*** Opening MATERIAL SHOWN ***
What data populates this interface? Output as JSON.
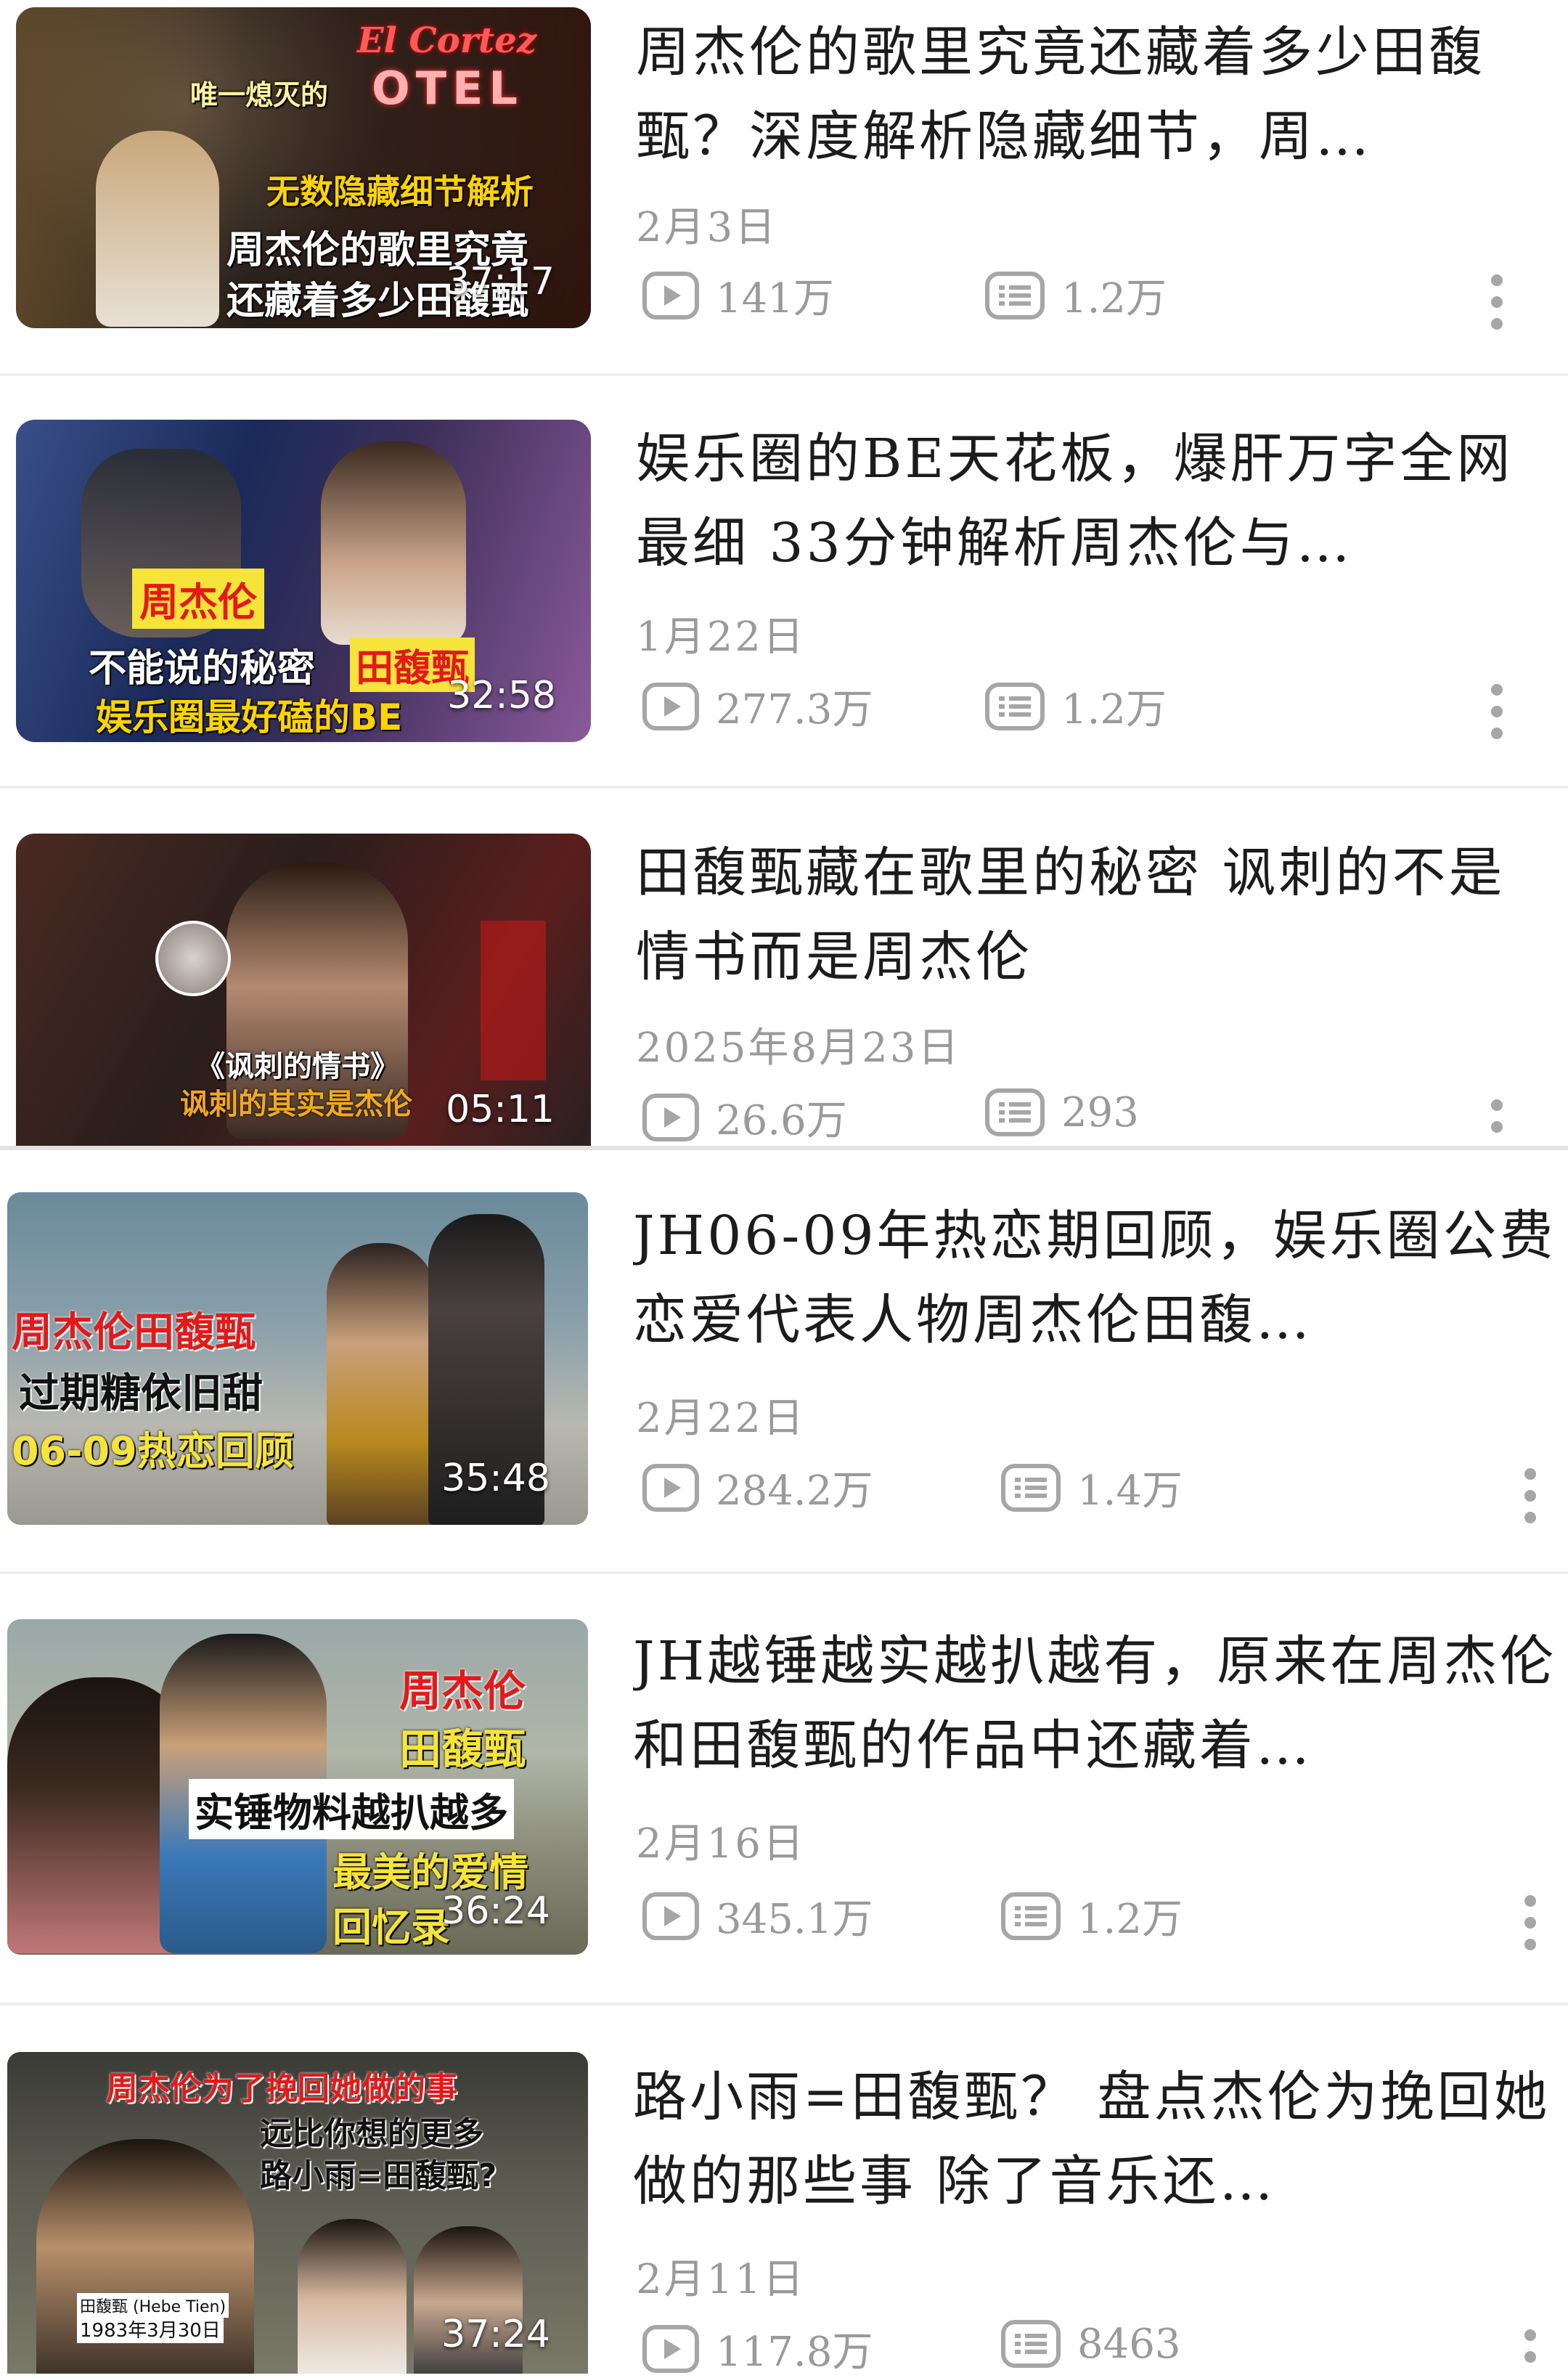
{
  "videos": [
    {
      "title": "周杰伦的歌里究竟还藏着多少田馥甄？深度解析隐藏细节，周…",
      "date": "2月3日",
      "views": "141万",
      "comments": "1.2万",
      "duration": "37:17",
      "overlay": [
        "El Cortez",
        "唯一熄灭的",
        "OTEL",
        "无数隐藏细节解析",
        "周杰伦的歌里究竟",
        "还藏着多少田馥甄"
      ]
    },
    {
      "title": "娱乐圈的BE天花板，爆肝万字全网最细 33分钟解析周杰伦与…",
      "date": "1月22日",
      "views": "277.3万",
      "comments": "1.2万",
      "duration": "32:58",
      "overlay": [
        "周杰伦",
        "不能说的秘密",
        "田馥甄",
        "娱乐圈最好磕的BE"
      ]
    },
    {
      "title": "田馥甄藏在歌里的秘密 讽刺的不是情书而是周杰伦",
      "date": "2025年8月23日",
      "views": "26.6万",
      "comments": "293",
      "duration": "05:11",
      "overlay": [
        "《讽刺的情书》",
        "讽刺的其实是杰伦"
      ]
    },
    {
      "title": "JH06-09年热恋期回顾，娱乐圈公费恋爱代表人物周杰伦田馥…",
      "date": "2月22日",
      "views": "284.2万",
      "comments": "1.4万",
      "duration": "35:48",
      "overlay": [
        "周杰伦田馥甄",
        "过期糖依旧甜",
        "06-09热恋回顾"
      ]
    },
    {
      "title": "JH越锤越实越扒越有，原来在周杰伦和田馥甄的作品中还藏着…",
      "date": "2月16日",
      "views": "345.1万",
      "comments": "1.2万",
      "duration": "36:24",
      "overlay": [
        "周杰伦",
        "田馥甄",
        "实锤物料越扒越多",
        "最美的爱情",
        "回忆录"
      ]
    },
    {
      "title": "路小雨=田馥甄？ 盘点杰伦为挽回她做的那些事 除了音乐还…",
      "date": "2月11日",
      "views": "117.8万",
      "comments": "8463",
      "duration": "37:24",
      "overlay": [
        "周杰伦为了挽回她做的事",
        "远比你想的更多",
        "路小雨=田馥甄?",
        "田馥甄 (Hebe Tien)",
        "1983年3月30日"
      ]
    }
  ],
  "icons": {
    "views": "play-icon",
    "comments": "comment-icon",
    "more": "more-vertical-icon"
  },
  "colors": {
    "text": "#1c1c1c",
    "meta": "#9a9a9a",
    "divider": "#efefef"
  }
}
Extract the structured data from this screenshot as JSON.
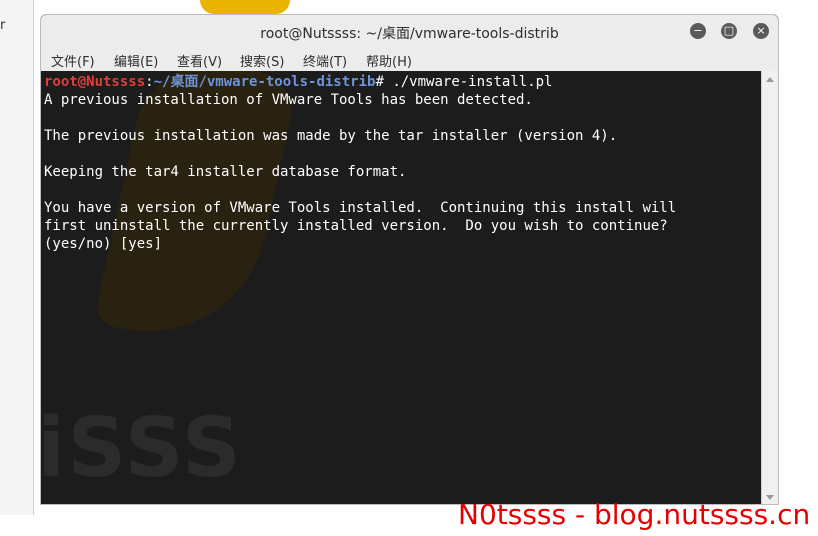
{
  "window": {
    "title": "root@Nutssss: ~/桌面/vmware-tools-distrib",
    "buttons": {
      "minimize": "−",
      "maximize": "□",
      "close": "×"
    }
  },
  "menu": [
    "文件(F)",
    "编辑(E)",
    "查看(V)",
    "搜索(S)",
    "终端(T)",
    "帮助(H)"
  ],
  "terminal": {
    "prompt_user": "root@Nutssss",
    "prompt_sep": ":",
    "prompt_path": "~/桌面/vmware-tools-distrib",
    "prompt_symbol": "# ",
    "command": "./vmware-install.pl",
    "output": [
      "A previous installation of VMware Tools has been detected.",
      "",
      "The previous installation was made by the tar installer (version 4).",
      "",
      "Keeping the tar4 installer database format.",
      "",
      "You have a version of VMware Tools installed.  Continuing this install will",
      "first uninstall the currently installed version.  Do you wish to continue?",
      "(yes/no) [yes]"
    ],
    "background_mark": "iSSS"
  },
  "desktop": {
    "edge_text": "r"
  },
  "watermark": "N0tssss - blog.nutssss.cn",
  "colors": {
    "terminal_bg": "#1c1c1c",
    "prompt_user": "#e23d3d",
    "prompt_path": "#6f93d8",
    "watermark": "#e60000"
  }
}
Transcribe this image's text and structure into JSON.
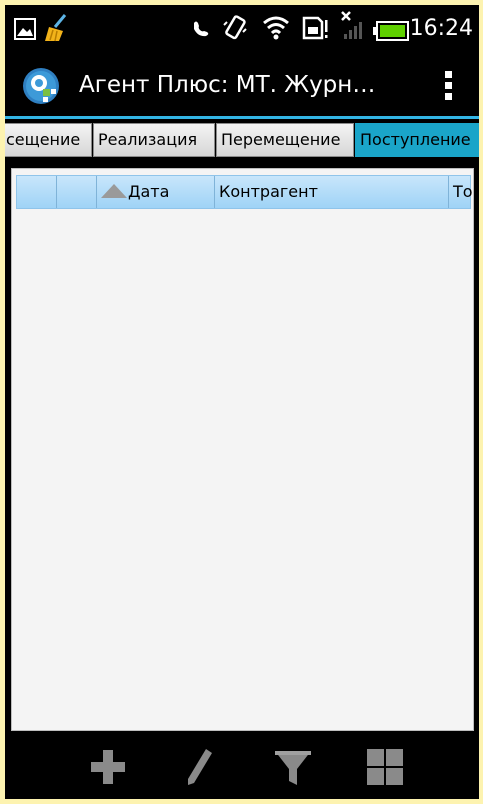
{
  "status_bar": {
    "time": "16:24",
    "icons": [
      "picture-icon",
      "broom-icon",
      "phone-icon",
      "vibrate-icon",
      "wifi-icon",
      "sd-card-icon",
      "no-signal-icon",
      "battery-icon"
    ]
  },
  "action_bar": {
    "title": "Агент Плюс: МТ. Журн…",
    "logo": "app-logo",
    "menu_icon": "overflow-menu-icon"
  },
  "tabs": [
    {
      "label": "сещение",
      "active": false
    },
    {
      "label": "Реализация",
      "active": false
    },
    {
      "label": "Перемещение",
      "active": false
    },
    {
      "label": "Поступление",
      "active": true
    }
  ],
  "table": {
    "columns": [
      {
        "label": ""
      },
      {
        "label": ""
      },
      {
        "label": "Дата",
        "sort": "ascending"
      },
      {
        "label": "Контрагент"
      },
      {
        "label": "То"
      }
    ],
    "rows": []
  },
  "bottom_toolbar": {
    "buttons": [
      "add-icon",
      "edit-icon",
      "filter-icon",
      "grid-view-icon"
    ]
  },
  "colors": {
    "accent": "#33b5e5",
    "active_tab": "#1aa5c9",
    "header_gradient_top": "#c8e6fb",
    "header_gradient_bottom": "#9fd3f6",
    "frame": "#fdf3b0"
  }
}
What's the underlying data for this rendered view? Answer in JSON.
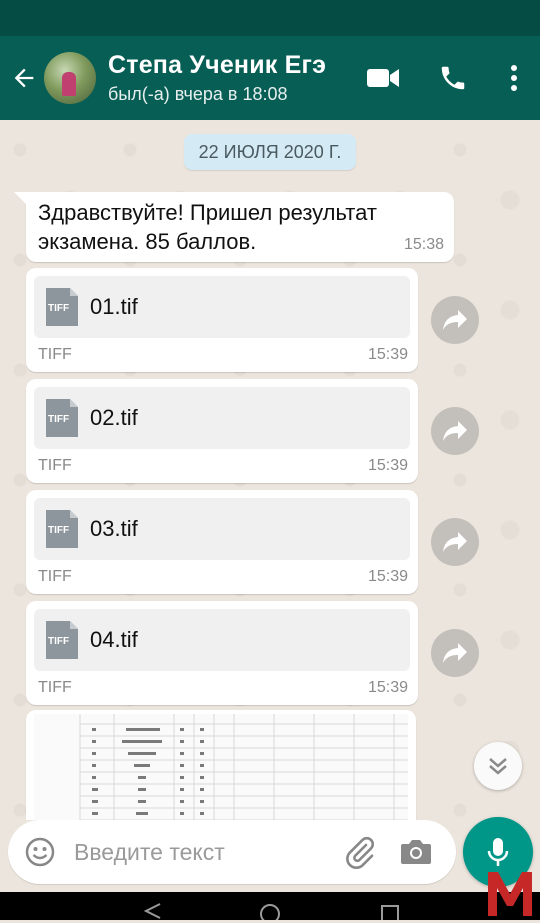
{
  "header": {
    "contact_name": "Степа Ученик Егэ",
    "contact_status": "был(-а) вчера в 18:08",
    "actions": [
      "video-call-icon",
      "phone-icon",
      "more-vert-icon"
    ],
    "accent_color": "#075e54"
  },
  "chat": {
    "date_chip": "22 ИЮЛЯ 2020 Г.",
    "text_message": {
      "text": "Здравствуйте! Пришел результат экзамена. 85 баллов.",
      "time": "15:38"
    },
    "files": [
      {
        "icon_label": "TIFF",
        "name": "01.tif",
        "type": "TIFF",
        "time": "15:39"
      },
      {
        "icon_label": "TIFF",
        "name": "02.tif",
        "type": "TIFF",
        "time": "15:39"
      },
      {
        "icon_label": "TIFF",
        "name": "03.tif",
        "type": "TIFF",
        "time": "15:39"
      },
      {
        "icon_label": "TIFF",
        "name": "04.tif",
        "type": "TIFF",
        "time": "15:39"
      }
    ]
  },
  "composer": {
    "placeholder": "Введите текст",
    "value": ""
  },
  "watermark_letter": "M"
}
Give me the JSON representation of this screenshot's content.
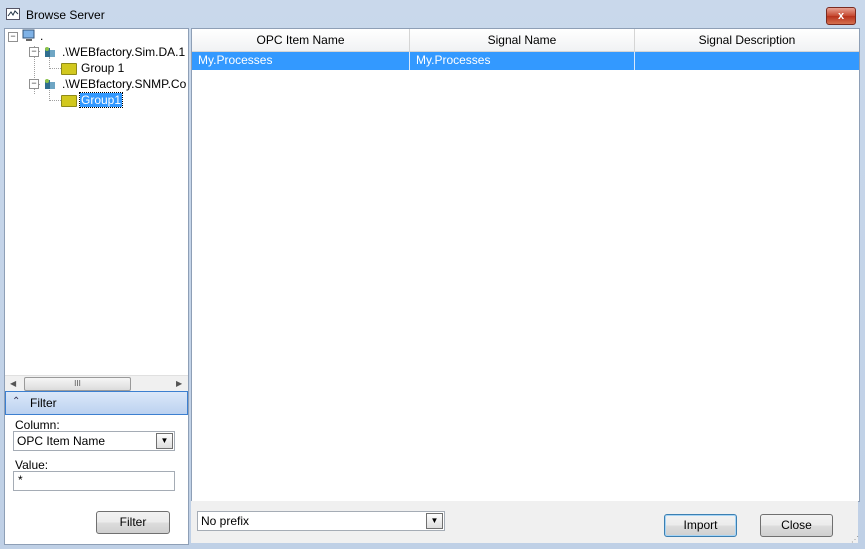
{
  "window": {
    "title": "Browse Server",
    "close_glyph": "x"
  },
  "tree": {
    "root_label": ".",
    "servers": [
      {
        "label": ".\\WEBfactory.Sim.DA.1",
        "children": [
          "Group 1"
        ]
      },
      {
        "label": ".\\WEBfactory.SNMP.Co",
        "children": [
          "Group1"
        ]
      }
    ],
    "selected": "Group1"
  },
  "scrollbar": {
    "thumb_glyph": "III"
  },
  "filter": {
    "header": "Filter",
    "column_label": "Column:",
    "column_value": "OPC Item Name",
    "value_label": "Value:",
    "value_text": "*",
    "button": "Filter"
  },
  "grid": {
    "columns": [
      "OPC Item Name",
      "Signal Name",
      "Signal Description"
    ],
    "rows": [
      [
        "My.Processes",
        "My.Processes",
        ""
      ]
    ]
  },
  "bottom": {
    "prefix_value": "No prefix",
    "import_button": "Import",
    "close_button": "Close"
  },
  "icons": {
    "computer": "computer-icon",
    "server": "opc-server-icon",
    "folder": "folder-icon"
  }
}
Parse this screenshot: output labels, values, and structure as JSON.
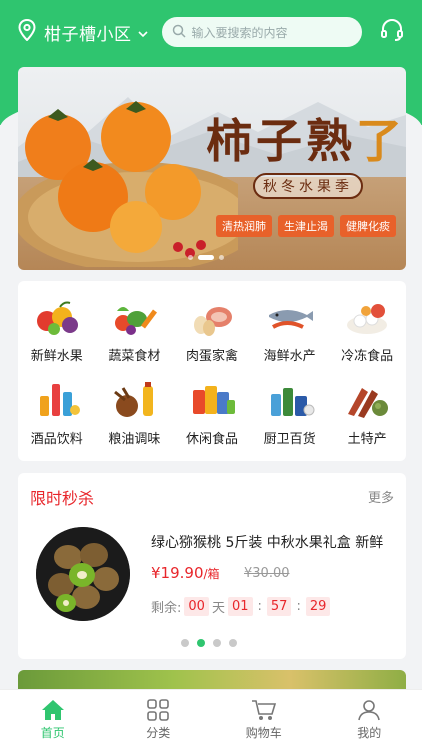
{
  "header": {
    "location": "柑子槽小区",
    "search_placeholder": "输入要搜索的内容"
  },
  "banner": {
    "title_part1": "柿子熟",
    "title_part2": "了",
    "subtitle": "秋冬水果季",
    "tags": [
      "清热润肺",
      "生津止渴",
      "健脾化痰"
    ]
  },
  "categories": [
    {
      "label": "新鲜水果",
      "icon": "fruit-icon"
    },
    {
      "label": "蔬菜食材",
      "icon": "vegetable-icon"
    },
    {
      "label": "肉蛋家禽",
      "icon": "meat-icon"
    },
    {
      "label": "海鲜水产",
      "icon": "seafood-icon"
    },
    {
      "label": "冷冻食品",
      "icon": "frozen-food-icon"
    },
    {
      "label": "酒品饮料",
      "icon": "drinks-icon"
    },
    {
      "label": "粮油调味",
      "icon": "grain-oil-icon"
    },
    {
      "label": "休闲食品",
      "icon": "snacks-icon"
    },
    {
      "label": "厨卫百货",
      "icon": "kitchen-goods-icon"
    },
    {
      "label": "土特产",
      "icon": "local-specialty-icon"
    }
  ],
  "flash_sale": {
    "title": "限时秒杀",
    "more": "更多",
    "product_name": "绿心猕猴桃 5斤装 中秋水果礼盒 新鲜",
    "price": "¥19.90",
    "price_unit": "/箱",
    "old_price": "¥30.00",
    "countdown_label": "剩余:",
    "days": "00",
    "days_unit": "天",
    "hours": "01",
    "minutes": "57",
    "seconds": "29"
  },
  "tabbar": [
    {
      "label": "首页",
      "active": true
    },
    {
      "label": "分类",
      "active": false
    },
    {
      "label": "购物车",
      "active": false
    },
    {
      "label": "我的",
      "active": false
    }
  ],
  "colors": {
    "brand_green": "#2fc56f",
    "sale_red": "#e8262b"
  }
}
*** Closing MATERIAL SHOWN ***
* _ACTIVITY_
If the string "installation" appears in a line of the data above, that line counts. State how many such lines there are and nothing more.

* _ANSWER AREA_
2